Williams College Museum of Art Presents The Annual Plonsker Family Lecture in Contemporary Art Artist Michael Rakowitz
For immediate release: April 19, 2010
Williams College Museum of Art (WCMA) announced today that internationally acclaimed artist Michael Rakowitz will deliver the Annual Plonsker Family Lecture in Contemporary Art. The lecture will take place on Thursday, October 28 at 7:30 pm at Brooks-Rogers Recital Hall on the Williams College campus. This is a free public event and all are invited to attend.
Michael Rakowitz is an American artist of Iraqi descent. Although many of his recent art projects have been defined by his interest in the relationship between Iraq and the West, Rakowitz’s work also focuses on social issues in the U.S., and many of these projects have been located in public spaces rather than in traditional gallery spaces. One of Rakowitz’s more recent artworks, The Invisible Enemy Should Not Exist (2007), tells the story of the National Museum of Iraq in Baghdad, which was looted after the U.S. invasion in 2003. In weaving his narrative, Rakowitz plans to recreate 7,000 missing objects, including friezes, ceramics, and votive statues, with materials the artist found in various Middle Eastern neighborhoods in the U.S. such as Arab newspapers and food packaging. Rakowitz uses standard museum practices in the identification of each art object, which includes labels stating each object’s museum number and provenance. However, instead of textual information about the object, Rakowitz includes quoted reactions to the looting from Iraqi archeologists, American military commanders, and others.
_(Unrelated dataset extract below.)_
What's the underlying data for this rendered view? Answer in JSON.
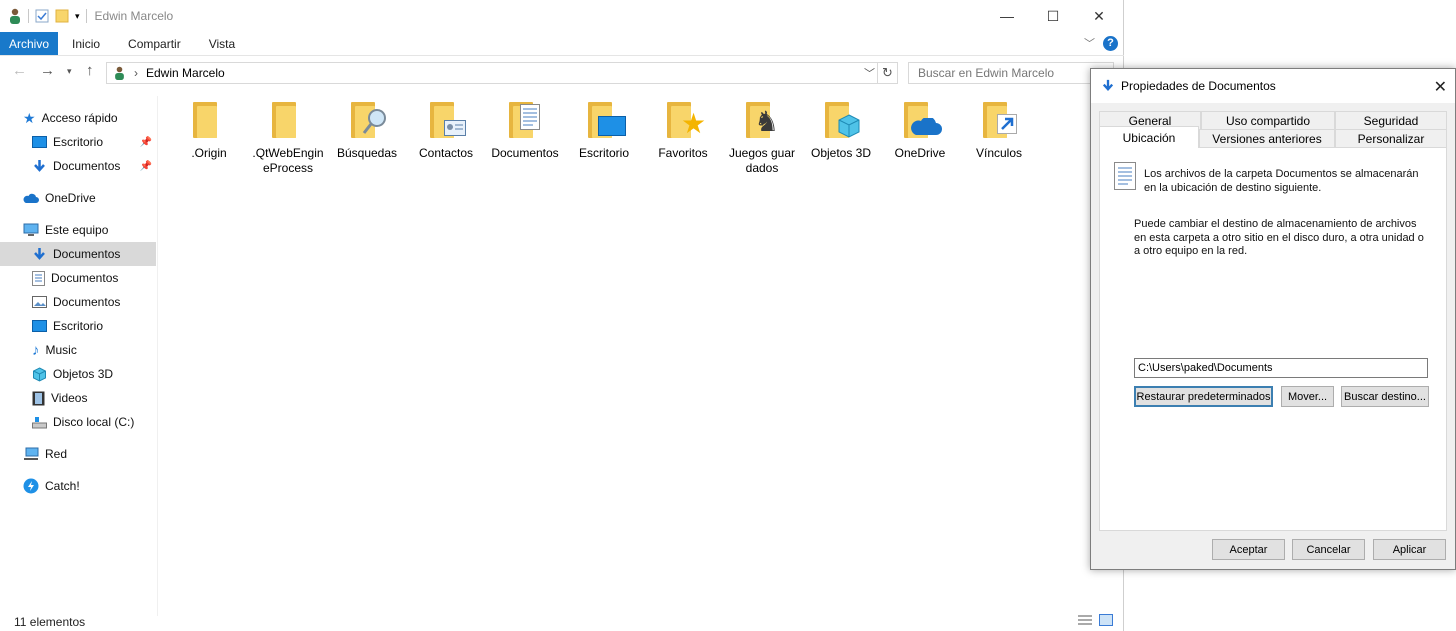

“Michael Rakowitz’s art addresses timely questions that are currently being pondered by museums around the world,” explains Class of 1956 Director Lisa Corrin. “Who owns the past? We know when an object is removed from its context, its meaning changes. An altarpiece goes from an Italian church to an American museum and becomes something else. It is the same with ancient artifacts. Once they have been removed, what is our responsibility to them? A museum is obligated to consider such questions when it puts the past on display. The first works of art to come to Williams in 1851 were Assyrian reliefs from the Palace of Ashurnasirpal II from ancient Kalhu, which is modern Nimrud, Iraq.”
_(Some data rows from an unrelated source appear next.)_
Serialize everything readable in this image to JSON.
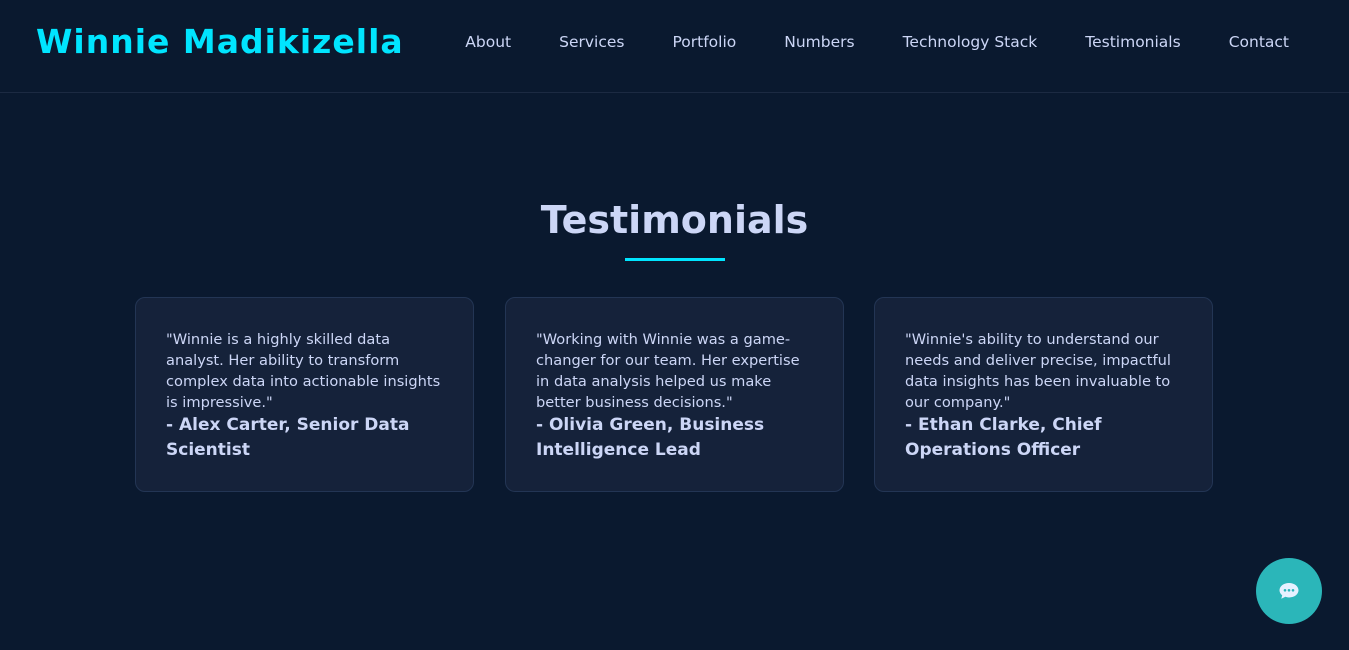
{
  "header": {
    "logo": "Winnie Madikizella",
    "nav": [
      "About",
      "Services",
      "Portfolio",
      "Numbers",
      "Technology Stack",
      "Testimonials",
      "Contact"
    ]
  },
  "section": {
    "title": "Testimonials"
  },
  "testimonials": [
    {
      "quote": "\"Winnie is a highly skilled data analyst. Her ability to transform complex data into actionable insights is impressive.\"",
      "author": "- Alex Carter, Senior Data Scientist"
    },
    {
      "quote": "\"Working with Winnie was a game-changer for our team. Her expertise in data analysis helped us make better business decisions.\"",
      "author": "- Olivia Green, Business Intelligence Lead"
    },
    {
      "quote": "\"Winnie's ability to understand our needs and deliver precise, impactful data insights has been invaluable to our company.\"",
      "author": "- Ethan Clarke, Chief Operations Officer"
    }
  ],
  "chat": {
    "icon": "chat-bubble-icon"
  },
  "colors": {
    "background": "#0a192f",
    "accent": "#00e5ff",
    "card": "#15223a",
    "text": "#ccd6f6",
    "chat_button": "#2bb6b9"
  }
}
“This spring WCMA is re-presenting its collections in ten galleries,” continues Corrin. “One gallery will focus on the reliefs as a ‘collection of histories’ traversing the ancient past to the present, and will contemplate how they took on new meanings within the history of Williams. Michael’s lecture is especially relevant as we complete work on this thought-provoking installation.”
The Annual Family Plonsker Lecture in Contemporary Art
The Plonsker Family Lecture Series in Contemporary Art was established in 1994 by Madeleine Plonsker, Harvey Plonsker (Class of 1961) and their son, Ted Plonsker (Class of 1986), to examine current issues in contemporary art. Past lectures include the symposium “Jackson Pollock: Beneath the Surface, A Tribute to Kirk Varnedoe ’67″; and lectures by acclaimed artists Gregory Crewdson, Iñigo Manglano-Ovalle, Vik Muniz, Carolee Schneemann, and Kara Walker.
About the Artist
Michael Rakowitz (b. 1973, New York) is an artist based in Chicago and New York City. In 1998 he initiated paraSite, an ongoing project in which the artist custom builds inflatable shelters for homeless people that attach to the exterior outtake vents of a building’s heating, ventilation, or air conditioning system. His work has appeared in venues worldwide including P.S. 1, MoMA, MassMOCA, Castello di Rivoli, the 10th Istanbul Biennial, Sharjah Biennial 8, Tirana Biennale, National Design Triennial at the Cooper Hewitt, and Transmediale 05. He has had solo exhibitions at Lombard-Fried Projects in New York, Stadtturgmgalerie/Kunstraum Innsbruck, and the Tate Modern in London. His recent public project, “Return,” was presented by Creative Time in New York. He is the recipient of a 2008 Creative Capital Grant for a collaboration with Emna Zghal, the Sharjah Biennial Jury Award, a 2006 New York Foundation for the Arts Fellowship Grant in Architecture and Environmental Structures, the 2003 Dena Foundations Award, and the 2002 Design 21 Grand Prix from UNESCO. His work is in many private and public collections including the Museum of Modern Art (MOMA), Architecture and Design Collection, UNESCO, Paris, and the Smart Museum of Art, University of Chicago. Rakowitz is also Contributing Editor for Surface Tension: A Journal on Spatial Arts.